▶ _DIRECTIONS_: Every record must be repeated exactly, with no omission.

[Data records for software interfaces]
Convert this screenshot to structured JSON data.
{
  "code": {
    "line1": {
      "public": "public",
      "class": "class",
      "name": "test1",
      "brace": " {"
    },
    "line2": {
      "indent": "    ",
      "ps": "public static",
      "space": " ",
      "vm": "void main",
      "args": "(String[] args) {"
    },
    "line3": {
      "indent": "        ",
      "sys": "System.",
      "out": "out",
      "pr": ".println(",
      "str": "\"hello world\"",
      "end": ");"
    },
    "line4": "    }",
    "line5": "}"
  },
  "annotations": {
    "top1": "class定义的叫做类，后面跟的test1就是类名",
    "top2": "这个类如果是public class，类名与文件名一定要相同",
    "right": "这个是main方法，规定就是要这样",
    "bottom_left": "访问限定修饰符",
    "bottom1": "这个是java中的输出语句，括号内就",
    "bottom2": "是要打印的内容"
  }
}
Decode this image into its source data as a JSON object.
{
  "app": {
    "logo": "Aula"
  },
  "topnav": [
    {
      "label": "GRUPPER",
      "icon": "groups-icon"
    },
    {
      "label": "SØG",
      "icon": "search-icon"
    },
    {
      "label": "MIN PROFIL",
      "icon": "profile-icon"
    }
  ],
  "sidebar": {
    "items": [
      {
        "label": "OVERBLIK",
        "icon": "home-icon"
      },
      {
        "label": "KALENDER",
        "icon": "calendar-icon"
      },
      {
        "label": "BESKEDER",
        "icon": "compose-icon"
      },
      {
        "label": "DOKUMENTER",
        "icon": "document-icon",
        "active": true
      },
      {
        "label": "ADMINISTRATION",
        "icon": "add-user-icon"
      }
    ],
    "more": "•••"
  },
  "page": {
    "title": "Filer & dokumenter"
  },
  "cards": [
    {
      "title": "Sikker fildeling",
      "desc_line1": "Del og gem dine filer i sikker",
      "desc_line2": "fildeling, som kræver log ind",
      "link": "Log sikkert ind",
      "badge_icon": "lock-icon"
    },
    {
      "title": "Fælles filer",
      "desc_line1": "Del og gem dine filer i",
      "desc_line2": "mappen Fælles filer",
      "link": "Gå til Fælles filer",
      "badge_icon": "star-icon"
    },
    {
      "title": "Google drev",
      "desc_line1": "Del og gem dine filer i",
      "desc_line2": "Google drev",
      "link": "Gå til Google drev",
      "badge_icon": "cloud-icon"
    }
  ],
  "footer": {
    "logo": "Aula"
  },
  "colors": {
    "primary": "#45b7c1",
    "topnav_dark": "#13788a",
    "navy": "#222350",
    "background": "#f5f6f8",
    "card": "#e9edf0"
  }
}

▶ _TASK RESULT_:
Convert this screenshot to structured JSON data.
{
  "code": {
    "line1": {
      "public": "public",
      "class": "class",
      "name": "test1",
      "brace": " {"
    },
    "line2": {
      "indent": "    ",
      "ps": "public static",
      "space": " ",
      "vm": "void main",
      "args": "(String[] args) {"
    },
    "line3": {
      "indent": "        ",
      "sys": "System.",
      "out": "out",
      "pr": ".println(",
      "str": "\"hello world\"",
      "end": ");"
    },
    "line4": "    }",
    "line5": "}"
  },
  "annotations": {
    "top1": "class定义的叫做类，后面跟的test1就是类名",
    "top2": "这个类如果是public class，类名与文件名一定要相同",
    "right": "这个是main方法，规定就是要这样",
    "bottom_left": "访问限定修饰符",
    "bottom1": "这个是java中的输出语句，括号内就",
    "bottom2": "是要打印的内容"
  }
}
Decode this image into its source data as a JSON object.
{
  "app": {
    "logo": "Aula"
  },
  "topnav": [
    {
      "label": "GRUPPER",
      "icon": "groups-icon"
    },
    {
      "label": "SØG",
      "icon": "search-icon"
    },
    {
      "label": "MIN PROFIL",
      "icon": "profile-icon"
    }
  ],
  "sidebar": {
    "items": [
      {
        "label": "OVERBLIK",
        "icon": "home-icon"
      },
      {
        "label": "KALENDER",
        "icon": "calendar-icon"
      },
      {
        "label": "BESKEDER",
        "icon": "compose-icon"
      },
      {
        "label": "DOKUMENTER",
        "icon": "document-icon",
        "active": true
      },
      {
        "label": "ADMINISTRATION",
        "icon": "add-user-icon"
      }
    ],
    "more": "•••"
  },
  "page": {
    "title": "Filer & dokumenter"
  },
  "cards": [
    {
      "title": "Sikker fildeling",
      "desc_line1": "Del og gem dine filer i sikker",
      "desc_line2": "fildeling, som kræver log ind",
      "link": "Log sikkert ind",
      "badge_icon": "lock-icon"
    },
    {
      "title": "Fælles filer",
      "desc_line1": "Del og gem dine filer i",
      "desc_line2": "mappen Fælles filer",
      "link": "Gå til Fælles filer",
      "badge_icon": "star-icon"
    },
    {
      "title": "Google drev",
      "desc_line1": "Del og gem dine filer i",
      "desc_line2": "Google drev",
      "link": "Gå til Google drev",
      "badge_icon": "cloud-icon"
    }
  ],
  "footer": {
    "logo": "Aula"
  },
  "colors": {
    "primary": "#45b7c1",
    "topnav_dark": "#13788a",
    "navy": "#222350",
    "background": "#f5f6f8",
    "card": "#e9edf0"
  }
}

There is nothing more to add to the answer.